Local Property Tax Returns show that 57,206, or 3.2pc of properties, were indicated by their owners as being vacant on November 1, 2021.
This is in stark contrast to recently published preliminary CSO figures which showed 166,000 empty properties.
However, Government sources insisted that these figures include derelict homes, which are not subject to the Local Property Tax (LPT).
A fifth of the 57,206 properties recorded by Revenue, or over 11,000, are holiday homes, while the majority of homes - 42,522 – are not the primary residence of their owners.
The highest rates of vacancy were returned in Donegal, at 6.7pc, Kerry at 6.4pc, Leitrim at 6.3pc and Mayo at 6pc.
The most common reason given for vacancy was that the properties are holiday homes, with 40.6pc of the vacant homes in Donegal and 39.9pc in Kerry being holiday homes.
According to the newly published Revenue figures, just 2.6pc of properties in the Dublin City local authority area are vacant.
In Cork city, 2.6pc of properties were recorded as vacant, with 2.4pc in Galway city, 2.5pc in Limerick city and county, while the Fingal region in Dublin recorded just 1.7pc of vacant homes.
The most common reason (22.4pc) given for properties being empty was that they were being refurbished, and 20.4pc of vacant properties were recorded as being holiday homes.
For homes which have been empty for longer than a year, a third of property owners said the property is being renovated.
Of the 57,206 properties reported as vacant by their owners, 3,450 are owned by local authorities and Approved Housing Bodies (AHBs).
Some 61pc of vacant properties were reported as being vacant for less than 12 months.
There are 553 property owners who own 10 or more properties with at least one property reported as vacant.
Of these, 108 owners own 10 or more vacant properties.
Some 77pc of vacant properties are worth less than €350,000.
Minister for Finance Paschal Donohoe said addressing vacancy and dereliction is a “primary objective” for Government.
“While both Revenue data and the preliminary Census 2022 data show that vacancy is within a normal range, it is important that the Government acts to ensure all viable housing stock is being used,” he said.
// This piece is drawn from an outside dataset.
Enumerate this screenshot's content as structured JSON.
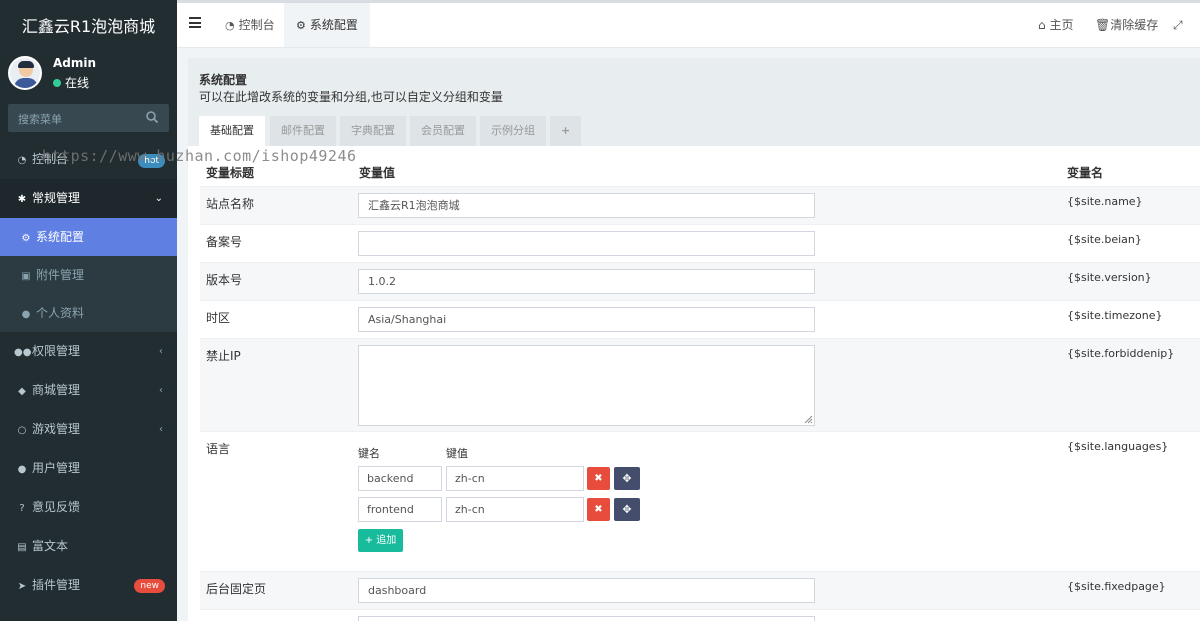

“This information provides the basis for ongoing work on the merits, impact and design of a tax on vacant residential properties. Further details on this measure will be made available as my officials work out the technicalities of administering a new tax.”
The Government has previously committed to putting in place a vacant home tax to reduce empty properties.
Minister Donohoe has previously said that Local Property Tax returns show a “low level” of vacancy and today’s new figures reveal this detail for the first time.
Independent.ie previously reported how officials within the Department of Finance are exploring whether electricity usage could be tracked to identify vacant properties.